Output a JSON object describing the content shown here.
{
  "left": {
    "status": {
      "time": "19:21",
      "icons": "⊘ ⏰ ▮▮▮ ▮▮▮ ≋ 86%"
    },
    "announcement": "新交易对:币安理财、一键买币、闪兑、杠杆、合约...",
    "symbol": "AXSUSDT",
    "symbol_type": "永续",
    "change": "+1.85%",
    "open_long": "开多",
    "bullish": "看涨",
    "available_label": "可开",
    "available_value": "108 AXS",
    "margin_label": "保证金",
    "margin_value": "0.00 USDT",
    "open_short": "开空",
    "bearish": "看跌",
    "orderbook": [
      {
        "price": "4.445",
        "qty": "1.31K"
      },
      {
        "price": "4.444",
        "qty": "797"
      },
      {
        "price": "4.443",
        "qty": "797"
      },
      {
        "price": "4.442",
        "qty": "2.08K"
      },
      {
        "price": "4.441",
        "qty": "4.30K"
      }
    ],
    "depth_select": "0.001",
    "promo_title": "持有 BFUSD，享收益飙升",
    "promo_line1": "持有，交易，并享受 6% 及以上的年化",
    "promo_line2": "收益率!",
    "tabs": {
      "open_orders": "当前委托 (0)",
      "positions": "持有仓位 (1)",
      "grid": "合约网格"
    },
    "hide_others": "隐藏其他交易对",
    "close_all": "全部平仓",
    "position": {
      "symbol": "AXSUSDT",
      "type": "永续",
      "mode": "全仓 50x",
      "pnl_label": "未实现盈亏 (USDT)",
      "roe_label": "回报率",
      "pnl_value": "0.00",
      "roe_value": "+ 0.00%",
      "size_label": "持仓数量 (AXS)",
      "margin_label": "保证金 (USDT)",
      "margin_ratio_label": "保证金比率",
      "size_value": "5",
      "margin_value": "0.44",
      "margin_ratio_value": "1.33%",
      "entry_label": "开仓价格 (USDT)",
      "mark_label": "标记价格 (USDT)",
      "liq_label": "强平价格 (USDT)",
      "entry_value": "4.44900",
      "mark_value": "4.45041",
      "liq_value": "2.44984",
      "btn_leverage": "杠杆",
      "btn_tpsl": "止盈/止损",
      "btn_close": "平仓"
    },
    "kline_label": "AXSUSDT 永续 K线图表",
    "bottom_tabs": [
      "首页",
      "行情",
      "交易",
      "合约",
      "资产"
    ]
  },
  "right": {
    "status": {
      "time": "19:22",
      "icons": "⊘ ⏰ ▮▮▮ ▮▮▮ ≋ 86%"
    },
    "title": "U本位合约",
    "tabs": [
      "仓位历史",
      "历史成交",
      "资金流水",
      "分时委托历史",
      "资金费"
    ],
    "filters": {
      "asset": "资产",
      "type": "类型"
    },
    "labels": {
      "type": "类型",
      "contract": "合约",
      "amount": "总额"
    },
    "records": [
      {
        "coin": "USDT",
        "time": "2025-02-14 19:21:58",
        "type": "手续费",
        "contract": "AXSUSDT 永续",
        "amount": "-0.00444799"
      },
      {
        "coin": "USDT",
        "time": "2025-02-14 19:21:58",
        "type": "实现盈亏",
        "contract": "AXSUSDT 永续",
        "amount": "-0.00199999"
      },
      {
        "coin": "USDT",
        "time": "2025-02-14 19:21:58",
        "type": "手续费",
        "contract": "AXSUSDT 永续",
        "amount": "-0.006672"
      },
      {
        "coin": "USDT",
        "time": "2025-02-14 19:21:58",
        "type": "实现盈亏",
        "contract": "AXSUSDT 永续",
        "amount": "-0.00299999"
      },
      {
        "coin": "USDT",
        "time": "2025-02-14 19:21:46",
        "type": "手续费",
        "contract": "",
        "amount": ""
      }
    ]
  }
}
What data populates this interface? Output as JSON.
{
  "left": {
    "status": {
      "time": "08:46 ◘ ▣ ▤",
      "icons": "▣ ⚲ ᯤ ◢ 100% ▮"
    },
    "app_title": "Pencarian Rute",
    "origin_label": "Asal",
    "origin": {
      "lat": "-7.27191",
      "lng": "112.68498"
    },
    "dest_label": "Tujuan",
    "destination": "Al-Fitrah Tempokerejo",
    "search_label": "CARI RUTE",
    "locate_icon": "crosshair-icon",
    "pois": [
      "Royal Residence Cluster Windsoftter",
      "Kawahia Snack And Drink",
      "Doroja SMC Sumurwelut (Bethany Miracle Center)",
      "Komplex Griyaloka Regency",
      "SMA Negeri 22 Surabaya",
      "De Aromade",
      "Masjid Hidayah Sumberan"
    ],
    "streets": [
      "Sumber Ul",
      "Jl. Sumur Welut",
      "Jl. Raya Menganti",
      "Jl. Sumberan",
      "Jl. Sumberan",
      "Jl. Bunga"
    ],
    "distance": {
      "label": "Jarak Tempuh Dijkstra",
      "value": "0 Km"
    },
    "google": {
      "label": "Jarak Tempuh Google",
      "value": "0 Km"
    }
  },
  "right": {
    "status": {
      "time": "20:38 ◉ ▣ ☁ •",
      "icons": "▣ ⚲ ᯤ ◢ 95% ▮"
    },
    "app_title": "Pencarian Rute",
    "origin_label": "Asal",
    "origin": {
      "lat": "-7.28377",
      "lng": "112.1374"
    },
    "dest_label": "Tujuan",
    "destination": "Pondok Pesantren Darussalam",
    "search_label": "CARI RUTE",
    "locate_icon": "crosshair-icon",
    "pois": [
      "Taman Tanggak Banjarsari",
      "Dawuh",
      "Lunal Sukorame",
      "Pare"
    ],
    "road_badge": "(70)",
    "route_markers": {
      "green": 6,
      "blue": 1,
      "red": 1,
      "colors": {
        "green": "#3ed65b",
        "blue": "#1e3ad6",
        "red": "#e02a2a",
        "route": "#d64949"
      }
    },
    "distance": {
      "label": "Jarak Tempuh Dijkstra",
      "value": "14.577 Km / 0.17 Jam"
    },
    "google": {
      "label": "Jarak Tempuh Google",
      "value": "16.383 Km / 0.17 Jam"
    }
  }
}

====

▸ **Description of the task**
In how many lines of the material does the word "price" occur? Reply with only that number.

▸ **Result**
5